Speaking of things French, Guadeloupe is very French. Again I got to practice but my partner was getting a bit sick of just talking to me. Even though there were lot’s of nationalities represented on other boats, even the English-speaking ones seemed to, as I said before, find his accent difficult to understand. He was happy though as he was very Catholic and the island was full of churches for him to confess his sins of having missed a few Sunday masses while we were on the move.
By this time you are probably sick of seeing photos of beaches and waterfalls and rainforests, but we certainly weren’t sick of seeing them. It would take months to visit every beach and park and waterfall on this amazing little island, but we had 5 days to see as many of them as possible.
We spent a day at Gosier on Creole Beach snorkeling. Again the Food was great with lot’s of gorgeous beach front restaurants and cafes.
We visited every waterfall on the island, all 6 of them, as after beaches, they are my second favourite thing.
One of my favourite places was Anse Betrand.

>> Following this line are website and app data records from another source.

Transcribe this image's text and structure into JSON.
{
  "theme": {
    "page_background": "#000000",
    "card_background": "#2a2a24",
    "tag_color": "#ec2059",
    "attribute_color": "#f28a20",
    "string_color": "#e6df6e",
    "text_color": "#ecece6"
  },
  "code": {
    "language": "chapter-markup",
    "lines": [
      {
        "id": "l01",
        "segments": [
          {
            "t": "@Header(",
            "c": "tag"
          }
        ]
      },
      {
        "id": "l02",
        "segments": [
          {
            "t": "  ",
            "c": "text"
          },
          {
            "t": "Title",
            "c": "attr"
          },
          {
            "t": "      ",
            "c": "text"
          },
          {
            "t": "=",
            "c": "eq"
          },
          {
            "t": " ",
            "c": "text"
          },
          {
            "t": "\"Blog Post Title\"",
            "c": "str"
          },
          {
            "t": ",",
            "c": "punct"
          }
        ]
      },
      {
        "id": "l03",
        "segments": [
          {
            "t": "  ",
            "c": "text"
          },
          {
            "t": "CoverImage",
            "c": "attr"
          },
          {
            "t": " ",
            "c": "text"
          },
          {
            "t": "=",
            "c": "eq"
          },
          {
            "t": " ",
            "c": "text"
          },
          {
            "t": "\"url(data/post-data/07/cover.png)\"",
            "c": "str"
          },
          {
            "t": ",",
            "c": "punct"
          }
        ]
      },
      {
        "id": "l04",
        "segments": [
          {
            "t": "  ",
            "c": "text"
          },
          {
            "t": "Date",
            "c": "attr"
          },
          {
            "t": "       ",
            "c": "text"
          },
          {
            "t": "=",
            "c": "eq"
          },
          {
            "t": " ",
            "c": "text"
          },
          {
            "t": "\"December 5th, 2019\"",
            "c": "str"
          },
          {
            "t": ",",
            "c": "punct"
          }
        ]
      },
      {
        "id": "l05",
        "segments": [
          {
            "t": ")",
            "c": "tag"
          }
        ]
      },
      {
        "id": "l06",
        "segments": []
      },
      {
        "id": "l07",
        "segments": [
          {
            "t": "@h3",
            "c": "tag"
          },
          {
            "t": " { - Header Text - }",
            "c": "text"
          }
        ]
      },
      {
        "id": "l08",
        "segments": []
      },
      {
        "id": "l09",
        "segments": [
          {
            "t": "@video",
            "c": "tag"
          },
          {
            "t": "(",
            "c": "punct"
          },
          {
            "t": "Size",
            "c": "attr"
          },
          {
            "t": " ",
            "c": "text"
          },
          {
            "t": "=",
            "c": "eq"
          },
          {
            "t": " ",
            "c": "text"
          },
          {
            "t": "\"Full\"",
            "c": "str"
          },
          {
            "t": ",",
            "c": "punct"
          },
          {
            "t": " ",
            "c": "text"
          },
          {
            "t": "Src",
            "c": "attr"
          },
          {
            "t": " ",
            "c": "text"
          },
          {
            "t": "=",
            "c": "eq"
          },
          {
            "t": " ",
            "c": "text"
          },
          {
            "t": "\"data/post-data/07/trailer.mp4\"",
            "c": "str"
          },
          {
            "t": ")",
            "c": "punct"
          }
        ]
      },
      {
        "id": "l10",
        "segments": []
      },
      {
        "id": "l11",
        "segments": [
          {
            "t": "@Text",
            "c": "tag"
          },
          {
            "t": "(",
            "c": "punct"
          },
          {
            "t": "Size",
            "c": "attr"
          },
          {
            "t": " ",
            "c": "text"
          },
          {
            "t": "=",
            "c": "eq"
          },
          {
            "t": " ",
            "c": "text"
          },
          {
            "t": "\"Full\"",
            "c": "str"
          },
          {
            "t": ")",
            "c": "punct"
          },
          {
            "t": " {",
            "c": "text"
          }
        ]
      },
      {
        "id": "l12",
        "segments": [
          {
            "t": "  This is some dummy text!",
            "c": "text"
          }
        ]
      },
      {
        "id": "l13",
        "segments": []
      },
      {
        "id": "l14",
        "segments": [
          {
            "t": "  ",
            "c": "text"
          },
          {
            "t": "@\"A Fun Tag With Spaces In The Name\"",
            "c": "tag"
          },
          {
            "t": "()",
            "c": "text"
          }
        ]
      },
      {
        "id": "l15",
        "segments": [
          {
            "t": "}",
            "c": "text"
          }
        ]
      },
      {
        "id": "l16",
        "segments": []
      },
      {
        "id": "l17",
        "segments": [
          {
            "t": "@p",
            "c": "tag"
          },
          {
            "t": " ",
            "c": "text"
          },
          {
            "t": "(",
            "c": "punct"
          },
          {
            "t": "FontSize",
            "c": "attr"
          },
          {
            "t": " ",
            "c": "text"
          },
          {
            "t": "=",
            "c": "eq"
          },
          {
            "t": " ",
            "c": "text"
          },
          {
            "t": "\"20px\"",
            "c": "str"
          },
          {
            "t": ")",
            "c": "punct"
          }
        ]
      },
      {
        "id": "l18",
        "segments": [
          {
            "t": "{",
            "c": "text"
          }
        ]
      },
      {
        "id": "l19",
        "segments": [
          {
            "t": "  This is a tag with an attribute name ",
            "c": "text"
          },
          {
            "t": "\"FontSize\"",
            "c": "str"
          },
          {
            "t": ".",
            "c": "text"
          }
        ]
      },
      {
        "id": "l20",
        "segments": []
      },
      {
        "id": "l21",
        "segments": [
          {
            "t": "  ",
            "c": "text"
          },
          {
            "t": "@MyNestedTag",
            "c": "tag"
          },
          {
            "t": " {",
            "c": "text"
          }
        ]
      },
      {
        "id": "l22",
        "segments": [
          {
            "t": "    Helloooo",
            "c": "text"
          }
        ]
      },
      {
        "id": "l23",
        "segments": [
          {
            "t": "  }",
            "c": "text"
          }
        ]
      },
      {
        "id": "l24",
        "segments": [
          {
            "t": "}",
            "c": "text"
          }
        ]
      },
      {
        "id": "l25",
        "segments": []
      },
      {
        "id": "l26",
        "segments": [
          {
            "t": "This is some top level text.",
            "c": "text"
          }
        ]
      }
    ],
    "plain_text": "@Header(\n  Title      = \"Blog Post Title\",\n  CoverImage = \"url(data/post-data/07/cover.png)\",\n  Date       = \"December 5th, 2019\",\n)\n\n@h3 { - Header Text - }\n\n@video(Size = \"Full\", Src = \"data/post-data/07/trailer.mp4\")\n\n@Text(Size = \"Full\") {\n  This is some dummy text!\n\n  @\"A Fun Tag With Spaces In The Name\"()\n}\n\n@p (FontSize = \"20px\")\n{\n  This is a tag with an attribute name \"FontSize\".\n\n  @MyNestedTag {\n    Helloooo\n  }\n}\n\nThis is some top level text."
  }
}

It is tucked away in the northern most village. There are a group of small but stunningly beautiful coves surrounded by lush green coconut trees.It looks like something out of Adam and Eve.
The beach is wonderful, but the surrounding area has a lot to offer, too. Look for it on the North West coast of Grande-Terre. It’s located near, which is situated four miles to the south, and it is one of the area’s interesting attractions.
We did all the tourist Historical attractions such asto learn about Guadeloupe’s past.
The country of Guadeloupe is truly a beach connoisseur’s, like me, all that and a piece of cake.
We sailed a bit more around the coast. The beaches range from exotic ebony to dazzling white. Some shores, like those found on the island’s leeward side, boast golden brown sands, while others have pebbly shores edged by green grass near the mangroves. As most of the islands in this area are ex volcanic there are towering cliffs along west-end beaches.
On the southern part of Grand-Terre, the beaches face the aquamarine waters of the Caribbean Sea, which are warmer and generally calmer than those of the Atlantic, particularly in the sheltered water of the lagoons. To the west of Basse Terre the beaches all had sand like sugar in the south, and gradually get darker as you travel to the north point.
One of the great things about sailing is that if you anchor out the front of one of the posh hotel beaches which are man-made and not open to the public, they allow you to use their facilities without having to pay the exorbitant nightly rates. We learnt that this will come in particularly handy the further north we went.
So after Day 5 we started planning our next leg to Antigua. There was talk of some bad weather coming and English Harbour in Antigua is the only deep harbour in the area.
This is where I will leave you for now. Stay tuned for much more excitement to come in Chapter 2.